Research brief on baseline results: Drinking water is not sufficiently tested for microbial contamination in sub-Saharan Africa.
Why doesn’t water quality testing meet regulatory standards in many African countries? Aquaya launched the Monitoring for Safe Water (MfSW) program in 2012 to answer this question. Currently supported by a grant from the Bill & Melinda Gates Foundation, MfSW seeks to identify and evaluate constraints to water management in sub-Saharan Africa.

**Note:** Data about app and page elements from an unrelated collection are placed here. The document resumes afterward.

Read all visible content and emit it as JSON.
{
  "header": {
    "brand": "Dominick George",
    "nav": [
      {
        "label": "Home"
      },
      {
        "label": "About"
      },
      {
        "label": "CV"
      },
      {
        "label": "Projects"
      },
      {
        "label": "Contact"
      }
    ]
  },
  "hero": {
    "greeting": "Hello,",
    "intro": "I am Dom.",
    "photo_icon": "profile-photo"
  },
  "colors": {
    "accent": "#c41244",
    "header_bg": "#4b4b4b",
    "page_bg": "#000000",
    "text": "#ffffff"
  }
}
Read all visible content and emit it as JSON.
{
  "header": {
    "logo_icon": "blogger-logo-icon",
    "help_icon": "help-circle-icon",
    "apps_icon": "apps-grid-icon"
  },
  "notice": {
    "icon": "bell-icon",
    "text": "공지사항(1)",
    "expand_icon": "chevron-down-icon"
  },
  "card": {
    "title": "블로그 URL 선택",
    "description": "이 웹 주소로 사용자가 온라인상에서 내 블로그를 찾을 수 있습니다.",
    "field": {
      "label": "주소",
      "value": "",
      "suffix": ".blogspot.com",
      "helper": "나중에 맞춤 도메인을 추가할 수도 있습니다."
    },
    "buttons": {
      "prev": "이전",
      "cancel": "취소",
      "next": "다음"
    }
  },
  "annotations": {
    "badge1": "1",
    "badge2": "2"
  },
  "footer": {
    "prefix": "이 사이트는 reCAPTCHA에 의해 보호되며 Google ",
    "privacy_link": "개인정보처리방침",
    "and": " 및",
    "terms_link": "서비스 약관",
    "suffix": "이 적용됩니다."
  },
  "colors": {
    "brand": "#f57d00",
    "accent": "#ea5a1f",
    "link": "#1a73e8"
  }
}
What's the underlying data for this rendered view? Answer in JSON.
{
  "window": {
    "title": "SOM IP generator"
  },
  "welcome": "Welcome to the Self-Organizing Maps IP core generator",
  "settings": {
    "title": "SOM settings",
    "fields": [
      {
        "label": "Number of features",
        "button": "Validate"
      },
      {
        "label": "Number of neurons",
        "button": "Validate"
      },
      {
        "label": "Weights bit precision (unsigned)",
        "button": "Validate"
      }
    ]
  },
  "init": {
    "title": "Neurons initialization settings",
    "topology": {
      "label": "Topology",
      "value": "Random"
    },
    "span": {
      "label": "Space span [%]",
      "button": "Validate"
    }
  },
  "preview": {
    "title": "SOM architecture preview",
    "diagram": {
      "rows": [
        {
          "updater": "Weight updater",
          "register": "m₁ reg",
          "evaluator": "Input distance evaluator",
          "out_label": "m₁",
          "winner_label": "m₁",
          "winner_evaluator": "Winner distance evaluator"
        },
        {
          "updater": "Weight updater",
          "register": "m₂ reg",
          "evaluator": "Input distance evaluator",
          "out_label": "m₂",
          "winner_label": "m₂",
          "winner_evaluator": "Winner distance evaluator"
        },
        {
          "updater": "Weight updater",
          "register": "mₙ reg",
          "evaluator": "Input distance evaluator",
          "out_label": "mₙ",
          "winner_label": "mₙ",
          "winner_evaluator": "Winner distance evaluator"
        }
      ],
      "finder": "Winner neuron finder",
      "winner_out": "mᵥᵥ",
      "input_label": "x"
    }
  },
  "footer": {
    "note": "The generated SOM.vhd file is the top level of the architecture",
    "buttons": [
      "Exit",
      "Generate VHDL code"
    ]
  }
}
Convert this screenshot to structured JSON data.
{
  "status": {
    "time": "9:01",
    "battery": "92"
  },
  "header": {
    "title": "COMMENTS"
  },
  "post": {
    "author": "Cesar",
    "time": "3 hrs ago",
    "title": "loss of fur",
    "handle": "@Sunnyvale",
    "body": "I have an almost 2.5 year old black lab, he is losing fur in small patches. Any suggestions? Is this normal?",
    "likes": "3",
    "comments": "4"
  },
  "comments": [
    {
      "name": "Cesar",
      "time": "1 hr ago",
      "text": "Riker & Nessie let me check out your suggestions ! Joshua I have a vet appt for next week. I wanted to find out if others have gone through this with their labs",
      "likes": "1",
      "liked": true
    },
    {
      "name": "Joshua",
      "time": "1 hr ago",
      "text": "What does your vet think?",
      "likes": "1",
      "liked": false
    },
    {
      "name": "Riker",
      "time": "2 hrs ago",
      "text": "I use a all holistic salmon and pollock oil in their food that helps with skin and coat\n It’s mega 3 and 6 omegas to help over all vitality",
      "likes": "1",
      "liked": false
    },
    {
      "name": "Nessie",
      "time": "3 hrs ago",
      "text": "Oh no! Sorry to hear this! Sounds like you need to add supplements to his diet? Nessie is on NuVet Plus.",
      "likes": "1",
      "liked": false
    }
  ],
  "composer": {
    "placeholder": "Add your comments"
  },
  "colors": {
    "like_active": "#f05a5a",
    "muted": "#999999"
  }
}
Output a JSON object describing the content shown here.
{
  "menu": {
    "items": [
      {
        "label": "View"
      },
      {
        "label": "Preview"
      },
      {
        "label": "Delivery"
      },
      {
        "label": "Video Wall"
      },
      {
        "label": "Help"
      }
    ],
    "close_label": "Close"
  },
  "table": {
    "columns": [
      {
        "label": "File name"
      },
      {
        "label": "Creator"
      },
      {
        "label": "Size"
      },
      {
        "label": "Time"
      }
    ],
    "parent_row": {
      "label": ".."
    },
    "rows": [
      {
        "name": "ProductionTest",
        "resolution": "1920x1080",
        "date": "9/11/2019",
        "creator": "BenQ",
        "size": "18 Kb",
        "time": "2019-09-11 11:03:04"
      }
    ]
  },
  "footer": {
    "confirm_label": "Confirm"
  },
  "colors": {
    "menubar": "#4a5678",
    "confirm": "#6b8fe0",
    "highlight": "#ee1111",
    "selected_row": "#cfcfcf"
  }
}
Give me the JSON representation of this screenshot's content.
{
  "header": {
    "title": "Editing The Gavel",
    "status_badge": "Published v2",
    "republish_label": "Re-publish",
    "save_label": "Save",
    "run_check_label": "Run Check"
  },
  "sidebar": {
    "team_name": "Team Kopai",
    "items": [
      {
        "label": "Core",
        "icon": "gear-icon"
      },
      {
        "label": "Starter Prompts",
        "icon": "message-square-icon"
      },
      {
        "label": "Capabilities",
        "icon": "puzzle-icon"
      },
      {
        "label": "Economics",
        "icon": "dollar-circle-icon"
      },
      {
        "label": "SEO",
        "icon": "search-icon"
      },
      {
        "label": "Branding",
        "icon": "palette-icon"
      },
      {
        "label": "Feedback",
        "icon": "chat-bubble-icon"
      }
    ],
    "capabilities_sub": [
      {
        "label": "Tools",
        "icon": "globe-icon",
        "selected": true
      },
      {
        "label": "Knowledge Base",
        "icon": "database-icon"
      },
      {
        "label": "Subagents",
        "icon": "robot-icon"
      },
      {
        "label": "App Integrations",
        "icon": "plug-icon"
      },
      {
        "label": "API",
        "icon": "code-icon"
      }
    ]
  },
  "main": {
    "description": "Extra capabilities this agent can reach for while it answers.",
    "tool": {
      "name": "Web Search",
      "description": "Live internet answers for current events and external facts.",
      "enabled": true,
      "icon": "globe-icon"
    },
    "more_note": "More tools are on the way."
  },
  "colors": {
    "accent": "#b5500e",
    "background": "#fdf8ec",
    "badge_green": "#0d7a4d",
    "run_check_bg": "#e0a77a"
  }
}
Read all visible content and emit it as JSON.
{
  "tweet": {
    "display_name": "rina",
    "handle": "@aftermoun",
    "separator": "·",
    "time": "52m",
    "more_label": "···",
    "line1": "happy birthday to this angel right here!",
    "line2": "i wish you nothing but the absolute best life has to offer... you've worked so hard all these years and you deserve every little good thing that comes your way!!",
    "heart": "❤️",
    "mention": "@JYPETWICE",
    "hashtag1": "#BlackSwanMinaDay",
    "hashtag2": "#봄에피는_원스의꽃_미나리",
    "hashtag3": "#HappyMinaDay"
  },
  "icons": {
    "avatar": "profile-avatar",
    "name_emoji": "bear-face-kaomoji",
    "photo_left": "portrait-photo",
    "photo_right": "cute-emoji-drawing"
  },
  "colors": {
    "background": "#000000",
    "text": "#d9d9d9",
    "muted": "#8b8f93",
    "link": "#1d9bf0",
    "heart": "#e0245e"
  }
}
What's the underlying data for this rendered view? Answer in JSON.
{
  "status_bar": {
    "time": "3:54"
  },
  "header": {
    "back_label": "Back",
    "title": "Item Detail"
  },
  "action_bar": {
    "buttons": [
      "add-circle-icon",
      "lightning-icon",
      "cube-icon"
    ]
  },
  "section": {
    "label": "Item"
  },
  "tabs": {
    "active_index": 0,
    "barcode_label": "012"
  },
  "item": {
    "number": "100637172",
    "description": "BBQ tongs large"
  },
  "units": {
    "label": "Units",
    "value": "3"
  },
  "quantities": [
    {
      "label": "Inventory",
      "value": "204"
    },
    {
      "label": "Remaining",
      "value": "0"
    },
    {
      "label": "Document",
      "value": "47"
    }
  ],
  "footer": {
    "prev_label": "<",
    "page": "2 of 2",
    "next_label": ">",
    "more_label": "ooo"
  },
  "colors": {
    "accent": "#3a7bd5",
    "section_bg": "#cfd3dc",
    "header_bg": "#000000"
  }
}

In collaboration with project partners the World Health Organization (WHO) and the International Water Association (IWA), MfSW works with 26 on-the-ground program partners required by regulation to monitor water quality (either water suppliers or public health agencies) in six African countries: Ethiopia, Guinea, Kenya, Senegal, Uganda, and Zambia. Together, these 26 suppliers and agencies cover 118 piped water systems and 343 public health districts and are required to monitor water services for over 40 million people across the continent.
Aquaya provides financial incentives to the MfSW program partners in exchange for improved testing performance and then monitors each partner’s ability to collect the incentives in order to identify and analyze the full range of factors that support or hinder improved testing.
We are using this analysis to develop a tool for assessing and guiding institutional capacity for African water quality management. We have also developed a comprehensive analysis of microbial water quality in Africa based on the over 70, 000 water quality tests we’ve received from the program partners.